#### WHAT IS BEING ASKED:
Return only those lines of the listing in which "label" appears.

=-=-=

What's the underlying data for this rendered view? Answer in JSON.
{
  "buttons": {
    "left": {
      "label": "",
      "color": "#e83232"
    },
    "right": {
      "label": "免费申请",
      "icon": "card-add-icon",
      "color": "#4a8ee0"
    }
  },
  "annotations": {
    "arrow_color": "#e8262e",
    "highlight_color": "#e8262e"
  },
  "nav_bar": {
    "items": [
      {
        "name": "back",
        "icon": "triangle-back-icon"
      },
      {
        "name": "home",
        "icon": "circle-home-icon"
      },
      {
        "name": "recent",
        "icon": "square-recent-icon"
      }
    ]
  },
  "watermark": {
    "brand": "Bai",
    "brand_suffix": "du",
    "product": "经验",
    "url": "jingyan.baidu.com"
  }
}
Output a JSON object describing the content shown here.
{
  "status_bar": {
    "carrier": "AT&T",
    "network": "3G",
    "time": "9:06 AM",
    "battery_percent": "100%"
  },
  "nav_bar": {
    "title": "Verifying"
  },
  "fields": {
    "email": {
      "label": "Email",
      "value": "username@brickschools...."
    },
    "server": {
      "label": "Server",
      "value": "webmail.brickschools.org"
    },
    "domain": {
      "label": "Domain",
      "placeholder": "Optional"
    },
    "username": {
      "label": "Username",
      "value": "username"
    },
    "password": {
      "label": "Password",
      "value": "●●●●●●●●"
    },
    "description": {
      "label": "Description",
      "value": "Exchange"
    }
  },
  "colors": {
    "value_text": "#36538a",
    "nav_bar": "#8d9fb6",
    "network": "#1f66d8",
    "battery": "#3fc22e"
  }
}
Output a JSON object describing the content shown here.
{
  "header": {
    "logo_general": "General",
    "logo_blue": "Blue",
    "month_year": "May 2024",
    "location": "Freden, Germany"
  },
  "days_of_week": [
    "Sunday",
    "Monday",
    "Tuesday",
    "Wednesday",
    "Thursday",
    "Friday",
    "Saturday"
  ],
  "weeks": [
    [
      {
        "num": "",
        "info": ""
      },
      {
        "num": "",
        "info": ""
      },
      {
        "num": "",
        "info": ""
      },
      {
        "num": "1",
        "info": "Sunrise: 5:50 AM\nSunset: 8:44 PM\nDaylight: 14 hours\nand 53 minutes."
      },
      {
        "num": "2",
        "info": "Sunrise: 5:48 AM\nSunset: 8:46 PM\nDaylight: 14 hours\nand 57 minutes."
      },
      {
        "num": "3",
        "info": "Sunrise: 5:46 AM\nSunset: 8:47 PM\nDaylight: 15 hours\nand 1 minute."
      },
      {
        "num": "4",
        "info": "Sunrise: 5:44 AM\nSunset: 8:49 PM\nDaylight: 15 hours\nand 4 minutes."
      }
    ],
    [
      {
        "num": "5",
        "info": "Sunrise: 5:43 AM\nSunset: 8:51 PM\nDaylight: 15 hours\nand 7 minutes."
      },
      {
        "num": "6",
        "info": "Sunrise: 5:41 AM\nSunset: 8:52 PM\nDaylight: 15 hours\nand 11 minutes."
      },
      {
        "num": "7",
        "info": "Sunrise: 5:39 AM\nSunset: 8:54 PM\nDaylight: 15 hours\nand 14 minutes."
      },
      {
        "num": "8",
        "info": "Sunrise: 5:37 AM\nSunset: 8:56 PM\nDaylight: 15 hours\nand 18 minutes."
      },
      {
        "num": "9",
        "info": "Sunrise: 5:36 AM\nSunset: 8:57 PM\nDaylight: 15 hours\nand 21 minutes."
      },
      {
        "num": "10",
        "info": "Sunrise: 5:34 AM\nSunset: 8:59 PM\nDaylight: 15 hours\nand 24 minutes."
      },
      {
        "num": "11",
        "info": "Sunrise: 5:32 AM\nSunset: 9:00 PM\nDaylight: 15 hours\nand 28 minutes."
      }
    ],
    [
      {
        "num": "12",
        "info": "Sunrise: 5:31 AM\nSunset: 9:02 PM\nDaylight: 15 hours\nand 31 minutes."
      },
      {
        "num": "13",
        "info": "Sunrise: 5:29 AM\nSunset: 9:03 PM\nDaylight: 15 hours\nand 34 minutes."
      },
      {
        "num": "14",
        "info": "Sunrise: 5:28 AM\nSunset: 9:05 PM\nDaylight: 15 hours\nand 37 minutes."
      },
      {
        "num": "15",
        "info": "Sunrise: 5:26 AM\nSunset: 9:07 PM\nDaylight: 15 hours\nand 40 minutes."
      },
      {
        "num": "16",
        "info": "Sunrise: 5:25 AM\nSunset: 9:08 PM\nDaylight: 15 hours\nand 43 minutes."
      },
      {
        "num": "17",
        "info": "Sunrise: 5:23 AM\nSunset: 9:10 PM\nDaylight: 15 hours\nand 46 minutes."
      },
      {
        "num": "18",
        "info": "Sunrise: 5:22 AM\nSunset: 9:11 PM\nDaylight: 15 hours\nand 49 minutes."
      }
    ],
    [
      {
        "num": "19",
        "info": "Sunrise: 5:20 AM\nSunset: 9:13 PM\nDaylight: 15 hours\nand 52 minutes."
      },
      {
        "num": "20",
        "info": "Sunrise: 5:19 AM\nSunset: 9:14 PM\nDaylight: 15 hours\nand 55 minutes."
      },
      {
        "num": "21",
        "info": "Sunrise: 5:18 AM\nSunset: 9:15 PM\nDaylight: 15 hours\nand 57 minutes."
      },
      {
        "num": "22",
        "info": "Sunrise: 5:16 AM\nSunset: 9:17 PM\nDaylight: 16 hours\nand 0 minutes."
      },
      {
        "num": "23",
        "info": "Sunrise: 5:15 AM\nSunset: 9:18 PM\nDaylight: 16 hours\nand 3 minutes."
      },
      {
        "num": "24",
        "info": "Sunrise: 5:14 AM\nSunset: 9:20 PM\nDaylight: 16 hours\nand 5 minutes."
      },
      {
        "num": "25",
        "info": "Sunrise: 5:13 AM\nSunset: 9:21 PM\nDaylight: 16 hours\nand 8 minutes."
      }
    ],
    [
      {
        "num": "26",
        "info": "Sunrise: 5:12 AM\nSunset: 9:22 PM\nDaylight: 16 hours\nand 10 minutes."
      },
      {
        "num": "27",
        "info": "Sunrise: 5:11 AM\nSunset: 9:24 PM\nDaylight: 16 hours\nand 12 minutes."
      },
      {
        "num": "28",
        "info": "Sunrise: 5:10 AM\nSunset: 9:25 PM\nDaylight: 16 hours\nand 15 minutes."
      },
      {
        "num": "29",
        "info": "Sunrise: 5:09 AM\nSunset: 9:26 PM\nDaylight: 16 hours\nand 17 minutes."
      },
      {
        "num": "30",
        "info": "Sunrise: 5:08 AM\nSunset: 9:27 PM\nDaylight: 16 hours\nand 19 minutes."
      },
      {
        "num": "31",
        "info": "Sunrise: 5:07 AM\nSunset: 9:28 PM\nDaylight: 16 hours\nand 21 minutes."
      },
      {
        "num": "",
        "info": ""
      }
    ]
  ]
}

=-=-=

#### EXERCISE RESPONSE:
      "label": "",
      "label": "免费申请",
      "label": "Email",
      "label": "Server",
      "label": "Domain",
      "label": "Username",
      "label": "Password",
      "label": "Description",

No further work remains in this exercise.